The idea of Toy Story began with the short film, Tin Toy in 1988. The final product was released in theaters on November 22, 1995. During that timeframe, production was halted due to faults within the script. Luckily, the “braintrust” at Pixar stuck with the movie, producing the first feature length, computer-animated film, and going on to gross over $361 million dollars. It was a painstaking example of extreme patience in action.

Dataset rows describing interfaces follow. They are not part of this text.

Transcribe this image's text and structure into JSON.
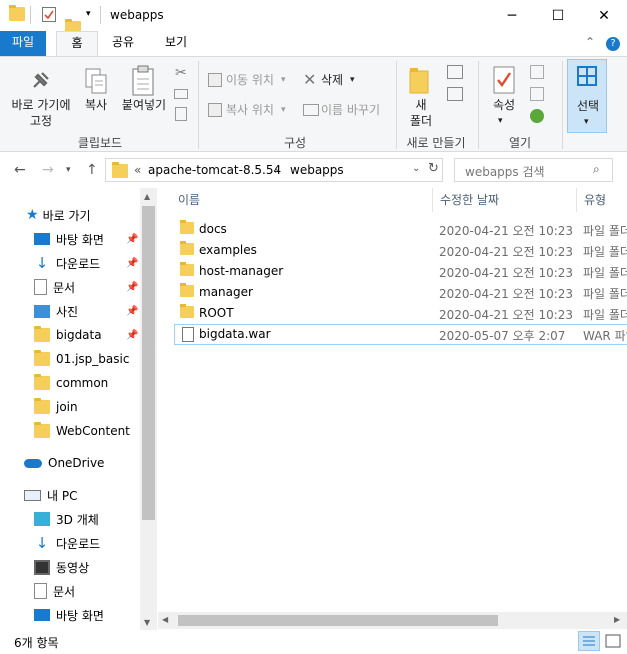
{
  "window": {
    "title": "webapps",
    "minimize": "─",
    "maximize": "☐",
    "close": "✕"
  },
  "ribbon_tabs": {
    "file": "파일",
    "home": "홈",
    "share": "공유",
    "view": "보기",
    "collapse": "⌃",
    "help": "?"
  },
  "ribbon": {
    "pin_label_1": "바로 가기에",
    "pin_label_2": "고정",
    "copy": "복사",
    "paste": "붙여넣기",
    "clipboard_group": "클립보드",
    "move_to": "이동 위치",
    "copy_to": "복사 위치",
    "delete": "삭제",
    "rename": "이름 바꾸기",
    "organize_group": "구성",
    "new_folder_1": "새",
    "new_folder_2": "폴더",
    "new_group": "새로 만들기",
    "properties": "속성",
    "open_group": "열기",
    "select": "선택"
  },
  "address": {
    "chevrons": "«",
    "crumb1": "apache-tomcat-8.5.54",
    "sep": "›",
    "crumb2": "webapps",
    "search_placeholder": "webapps 검색"
  },
  "nav": {
    "quick_access": "바로 가기",
    "items": [
      {
        "label": "바탕 화면",
        "pinned": true
      },
      {
        "label": "다운로드",
        "pinned": true
      },
      {
        "label": "문서",
        "pinned": true
      },
      {
        "label": "사진",
        "pinned": true
      },
      {
        "label": "bigdata",
        "pinned": true
      },
      {
        "label": "01.jsp_basic",
        "pinned": false
      },
      {
        "label": "common",
        "pinned": false
      },
      {
        "label": "join",
        "pinned": false
      },
      {
        "label": "WebContent",
        "pinned": false
      }
    ],
    "onedrive": "OneDrive",
    "this_pc": "내 PC",
    "pc_items": [
      "3D 개체",
      "다운로드",
      "동영상",
      "문서",
      "바탕 화면"
    ]
  },
  "columns": {
    "name": "이름",
    "modified": "수정한 날짜",
    "type": "유형"
  },
  "files": [
    {
      "name": "docs",
      "modified": "2020-04-21 오전 10:23",
      "type": "파일 폴더",
      "kind": "folder"
    },
    {
      "name": "examples",
      "modified": "2020-04-21 오전 10:23",
      "type": "파일 폴더",
      "kind": "folder"
    },
    {
      "name": "host-manager",
      "modified": "2020-04-21 오전 10:23",
      "type": "파일 폴더",
      "kind": "folder"
    },
    {
      "name": "manager",
      "modified": "2020-04-21 오전 10:23",
      "type": "파일 폴더",
      "kind": "folder"
    },
    {
      "name": "ROOT",
      "modified": "2020-04-21 오전 10:23",
      "type": "파일 폴더",
      "kind": "folder"
    },
    {
      "name": "bigdata.war",
      "modified": "2020-05-07 오후 2:07",
      "type": "WAR 파일",
      "kind": "file"
    }
  ],
  "status": {
    "count": "6개 항목"
  },
  "colors": {
    "accent": "#1979ca",
    "folder": "#f6cf5b",
    "selection_border": "#99d1ff"
  }
}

A teacher must also exercise patience in the classroom. Students will not be able to master content or internalize classroom values in a single day. While students might be able to learn a single skill in a short timeframe, it is the consistent practices and routines that allow students to master content. For example, when implementing a Writing Workshop, students must have several weeks of internalizing the routines and procedures of the classroom, before they can be expected to produce wonderful writing. The goal is for the growth of the writer over time. In setting this expectation for each writer, the teacher must demonstrate patience, knowing that growth will occur over time, rather than looking at each individual lesson for growth.

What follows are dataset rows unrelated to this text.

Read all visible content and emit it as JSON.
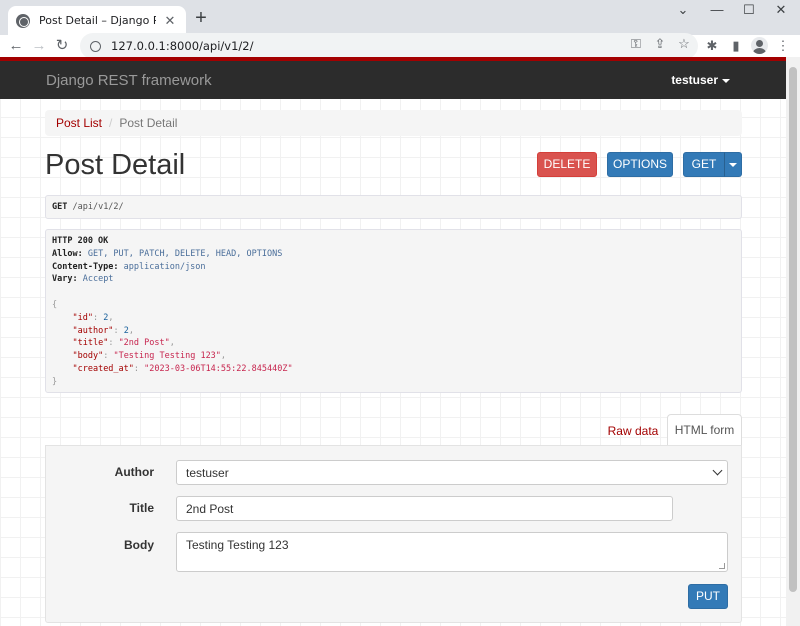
{
  "browser": {
    "tab_title": "Post Detail – Django REST framework",
    "tab_close": "✕",
    "new_tab": "+",
    "url": "127.0.0.1:8000/api/v1/2/",
    "window_controls": [
      "⌄",
      "—",
      "☐",
      "✕"
    ]
  },
  "navbar": {
    "brand": "Django REST framework",
    "user": "testuser"
  },
  "breadcrumb": {
    "link": "Post List",
    "separator": "/",
    "active": "Post Detail"
  },
  "page_title": "Post Detail",
  "buttons": {
    "delete": "DELETE",
    "options": "OPTIONS",
    "get": "GET"
  },
  "request": {
    "method": "GET",
    "path": "/api/v1/2/"
  },
  "response": {
    "status": "HTTP 200 OK",
    "headers": [
      {
        "name": "Allow:",
        "value": "GET, PUT, PATCH, DELETE, HEAD, OPTIONS"
      },
      {
        "name": "Content-Type:",
        "value": "application/json"
      },
      {
        "name": "Vary:",
        "value": "Accept"
      }
    ],
    "open_brace": "{",
    "close_brace": "}",
    "fields": [
      {
        "key": "\"id\"",
        "value": "2",
        "type": "num",
        "comma": ","
      },
      {
        "key": "\"author\"",
        "value": "2",
        "type": "num",
        "comma": ","
      },
      {
        "key": "\"title\"",
        "value": "\"2nd Post\"",
        "type": "str",
        "comma": ","
      },
      {
        "key": "\"body\"",
        "value": "\"Testing Testing 123\"",
        "type": "str",
        "comma": ","
      },
      {
        "key": "\"created_at\"",
        "value": "\"2023-03-06T14:55:22.845440Z\"",
        "type": "str",
        "comma": ""
      }
    ]
  },
  "form_tabs": {
    "raw": "Raw data",
    "html": "HTML form"
  },
  "form": {
    "author_label": "Author",
    "author_value": "testuser",
    "title_label": "Title",
    "title_value": "2nd Post",
    "body_label": "Body",
    "body_value": "Testing Testing 123",
    "submit": "PUT"
  }
}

Recognize that Rome was not built in a day, and your classroom will also not be built in a day. Be patient, and allow for everyone to grow at their own rate.